ASUS ROG Phone 8 Pro: Screen
The ROG Phone 8 Pro has a 6.78-inch AMOLED screen that goes up to 165Hz, and it is brighter and more vibrant than what we got in earlier models. But the biggest differentiator is that it now uses LTPO tech, so it seamlessly switches from 1Hz all the way to 165Hz based on the content on the screen. This is a big deal, and it brings the ROG Phone 8 Pro closer to the likes of the Galaxy S24 Ultra and Xiaomi 13 Ultra in this regard.
I also like the thinner bezels around the sides, and the move allowed ASUS to shrink the dimensions of the device while still offering a screen of the same size as previous years. Color vibrancy and contrast levels are brilliant out of the box, and the screen is a delight to use. ASUS put in a lot of work to make the device excel at gaming, and high refresh rate gaming is phenomenal on the phone.
ASUS ROG Phone 8 Pro: Hardware

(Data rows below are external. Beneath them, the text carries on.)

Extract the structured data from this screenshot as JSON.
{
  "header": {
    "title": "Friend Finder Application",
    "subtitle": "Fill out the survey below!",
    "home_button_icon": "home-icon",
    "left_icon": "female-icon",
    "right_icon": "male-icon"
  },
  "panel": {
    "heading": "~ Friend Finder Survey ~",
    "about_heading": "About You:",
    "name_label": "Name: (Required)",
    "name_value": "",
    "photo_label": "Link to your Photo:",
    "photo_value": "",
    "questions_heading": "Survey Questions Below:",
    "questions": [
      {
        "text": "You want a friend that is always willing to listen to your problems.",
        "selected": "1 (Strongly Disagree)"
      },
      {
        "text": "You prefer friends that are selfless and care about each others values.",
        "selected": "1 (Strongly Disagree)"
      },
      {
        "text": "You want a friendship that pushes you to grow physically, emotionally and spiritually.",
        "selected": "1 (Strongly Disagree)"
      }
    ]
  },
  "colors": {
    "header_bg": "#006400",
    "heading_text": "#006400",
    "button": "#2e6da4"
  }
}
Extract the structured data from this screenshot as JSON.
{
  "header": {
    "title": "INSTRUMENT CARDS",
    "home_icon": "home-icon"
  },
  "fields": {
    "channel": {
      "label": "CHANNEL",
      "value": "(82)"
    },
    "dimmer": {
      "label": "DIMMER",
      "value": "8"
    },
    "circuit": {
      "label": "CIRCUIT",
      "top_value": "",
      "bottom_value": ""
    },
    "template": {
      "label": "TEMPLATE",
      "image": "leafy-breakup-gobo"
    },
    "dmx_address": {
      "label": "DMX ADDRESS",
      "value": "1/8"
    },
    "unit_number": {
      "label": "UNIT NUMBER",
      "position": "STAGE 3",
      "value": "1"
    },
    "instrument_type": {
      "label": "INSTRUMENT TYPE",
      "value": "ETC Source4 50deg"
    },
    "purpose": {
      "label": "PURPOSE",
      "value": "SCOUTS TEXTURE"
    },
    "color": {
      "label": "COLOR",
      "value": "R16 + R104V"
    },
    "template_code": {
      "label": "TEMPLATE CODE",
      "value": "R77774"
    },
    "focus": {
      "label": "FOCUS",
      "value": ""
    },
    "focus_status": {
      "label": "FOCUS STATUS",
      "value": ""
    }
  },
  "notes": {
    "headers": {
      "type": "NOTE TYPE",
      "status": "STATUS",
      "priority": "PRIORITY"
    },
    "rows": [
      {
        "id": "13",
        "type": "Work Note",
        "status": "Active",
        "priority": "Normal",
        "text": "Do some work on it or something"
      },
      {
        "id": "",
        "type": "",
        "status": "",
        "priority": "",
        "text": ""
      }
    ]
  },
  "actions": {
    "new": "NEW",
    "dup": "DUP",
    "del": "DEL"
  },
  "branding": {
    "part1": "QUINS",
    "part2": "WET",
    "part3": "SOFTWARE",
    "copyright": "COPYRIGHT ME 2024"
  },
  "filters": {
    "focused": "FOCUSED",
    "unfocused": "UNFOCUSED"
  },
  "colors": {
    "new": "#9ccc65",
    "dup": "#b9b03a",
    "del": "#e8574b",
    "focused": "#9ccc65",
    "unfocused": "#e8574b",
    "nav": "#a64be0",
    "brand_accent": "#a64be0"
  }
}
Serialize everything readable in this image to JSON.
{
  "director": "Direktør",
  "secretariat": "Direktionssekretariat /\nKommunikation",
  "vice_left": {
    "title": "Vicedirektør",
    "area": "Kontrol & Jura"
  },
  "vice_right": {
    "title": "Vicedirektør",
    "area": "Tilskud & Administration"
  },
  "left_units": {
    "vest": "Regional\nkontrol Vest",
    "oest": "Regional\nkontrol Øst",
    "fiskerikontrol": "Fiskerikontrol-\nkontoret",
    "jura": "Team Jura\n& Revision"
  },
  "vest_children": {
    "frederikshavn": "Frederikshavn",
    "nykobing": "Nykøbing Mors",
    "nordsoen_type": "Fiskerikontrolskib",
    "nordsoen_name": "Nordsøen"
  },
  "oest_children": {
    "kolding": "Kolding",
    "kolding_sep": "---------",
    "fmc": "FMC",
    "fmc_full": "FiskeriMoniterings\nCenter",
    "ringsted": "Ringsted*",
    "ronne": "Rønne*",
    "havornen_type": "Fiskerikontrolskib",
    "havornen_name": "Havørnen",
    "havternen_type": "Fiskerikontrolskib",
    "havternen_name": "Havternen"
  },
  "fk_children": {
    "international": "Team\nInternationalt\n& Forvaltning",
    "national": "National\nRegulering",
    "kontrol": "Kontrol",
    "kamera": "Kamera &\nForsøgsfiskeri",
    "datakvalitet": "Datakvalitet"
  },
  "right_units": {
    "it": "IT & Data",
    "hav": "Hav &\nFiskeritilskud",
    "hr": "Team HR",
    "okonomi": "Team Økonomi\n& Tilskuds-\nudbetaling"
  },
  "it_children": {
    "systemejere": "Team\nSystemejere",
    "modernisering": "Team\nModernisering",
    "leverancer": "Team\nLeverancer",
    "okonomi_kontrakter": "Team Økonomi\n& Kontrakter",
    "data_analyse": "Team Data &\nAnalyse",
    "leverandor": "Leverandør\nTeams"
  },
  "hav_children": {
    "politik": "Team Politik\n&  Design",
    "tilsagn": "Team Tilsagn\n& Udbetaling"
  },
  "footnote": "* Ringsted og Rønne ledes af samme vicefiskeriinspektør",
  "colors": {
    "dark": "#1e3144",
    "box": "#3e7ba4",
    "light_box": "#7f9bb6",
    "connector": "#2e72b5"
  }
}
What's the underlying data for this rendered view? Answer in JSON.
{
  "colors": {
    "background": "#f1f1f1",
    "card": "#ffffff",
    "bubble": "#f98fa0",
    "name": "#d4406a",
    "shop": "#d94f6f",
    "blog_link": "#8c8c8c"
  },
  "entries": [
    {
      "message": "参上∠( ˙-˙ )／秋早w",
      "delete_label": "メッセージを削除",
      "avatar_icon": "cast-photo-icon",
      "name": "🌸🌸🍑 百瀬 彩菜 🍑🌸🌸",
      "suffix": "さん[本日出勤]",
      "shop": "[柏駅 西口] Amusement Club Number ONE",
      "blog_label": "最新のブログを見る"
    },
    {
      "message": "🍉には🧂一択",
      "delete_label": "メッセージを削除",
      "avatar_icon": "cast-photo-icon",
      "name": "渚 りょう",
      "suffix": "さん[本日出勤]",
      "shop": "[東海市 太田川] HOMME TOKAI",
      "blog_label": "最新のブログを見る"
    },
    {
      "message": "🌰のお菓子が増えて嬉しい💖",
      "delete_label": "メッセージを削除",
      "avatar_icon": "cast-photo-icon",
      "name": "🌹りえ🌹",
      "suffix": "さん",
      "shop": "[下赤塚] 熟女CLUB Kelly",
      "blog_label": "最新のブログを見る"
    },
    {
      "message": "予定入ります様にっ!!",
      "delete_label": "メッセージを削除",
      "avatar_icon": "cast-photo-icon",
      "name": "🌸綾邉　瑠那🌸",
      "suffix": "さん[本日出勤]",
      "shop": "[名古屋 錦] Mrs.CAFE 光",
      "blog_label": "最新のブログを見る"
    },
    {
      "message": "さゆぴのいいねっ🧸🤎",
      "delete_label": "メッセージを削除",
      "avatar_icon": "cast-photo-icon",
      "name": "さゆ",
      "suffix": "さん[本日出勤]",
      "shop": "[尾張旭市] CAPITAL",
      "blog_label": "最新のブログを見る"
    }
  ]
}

ASUS knows a thing or two about hardware, and the ROG Phone 8 Pro has what is arguably the best hardware package of any phone I used to date. It is powered by the Snapdragon 8 Gen 3, and it uses an innovative cooling system to deliver outstanding performance. A lot of brands use liquid cooling, but no one does as good a job as ASUS in this regard.
ASUS sells the device in three storage variants: 12GB/256GB, 16GB/512GB, and 24GB/1TB. I'm using the 24GB/1TB model, and while the RAM is overkill, I'm glad there's plenty of storage — I switched to it from the Pixel 8 Pro and its paltry 128GB of storage, and there's significantly more headroom on this device.
The 5,500mAh battery isn't as large as what we got last year, but it's still more than adequate on the device. I'll share more details in my review, but what you need to know now is that the ROG Phone 8 Pro has a terrific hardware package.
ASUS ROG Phone 8 Pro: More to come
There's much more to talk about the ROG Phone 8 Pro, but I'll reserve that for the full-fledged review. The cameras in particular are much better than previous years, and the 50MP Sony IMX890 lens has proven reliability. The software is also among the best of any phone today; ZenUI has a clean interface without any bloatware, and you get extensive customizability.
The only downside is that the phone will get just two platform updates. I bugged ASUS for years to change its stance, but the brand only guarantees two Android OS updates along with four years of security updates. That's not nearly adequate when you consider most other brands offer four OS updates as standard, with the Pixel 8 series going up to seven.
There isn't much of a difference between the ROG Phone 8 and the Pro model, with the latter getting the 24GB/1TB variant and the AeroActive Cooler X out of the box. There are variances with the design, but other than that, you get the same hardware and cameras on either device.
Availability has been an issue with ASUS in the past, and the brand notes it will do a better job in that area in 2024. Overall, the ROG Phone 8 Pro is turning out to be an early contender to one of my favorite phones of 2024, and the changes to the design and upgrades to the hardware make it a fabulous choice if you want a phone that not only excels at gaming, but also takes great photos, and has all the extras.
Harish Jonnalagadda is a Senior Editor overseeing Asia at Android Central. He leads the site's coverage of Chinese phone brands, contributing to reviews, features, and buying guides. He also writes about storage servers, audio products, and the semiconductor industry. Contact him on Twitter at @chunkynerd.
Gaming phones are obsolete, especially ones selling at flagship prices. Handheld gaming PCs like the Steam Deck now exist, and even if you want an Android gaming device, the Ayn Odin 2 is as powerful as the ROG phone and costs around 300 US dollars. It just doesn't make sense to spend a thousand (or 1100) dollars for a gaming phone anymore... if it ever did.Reply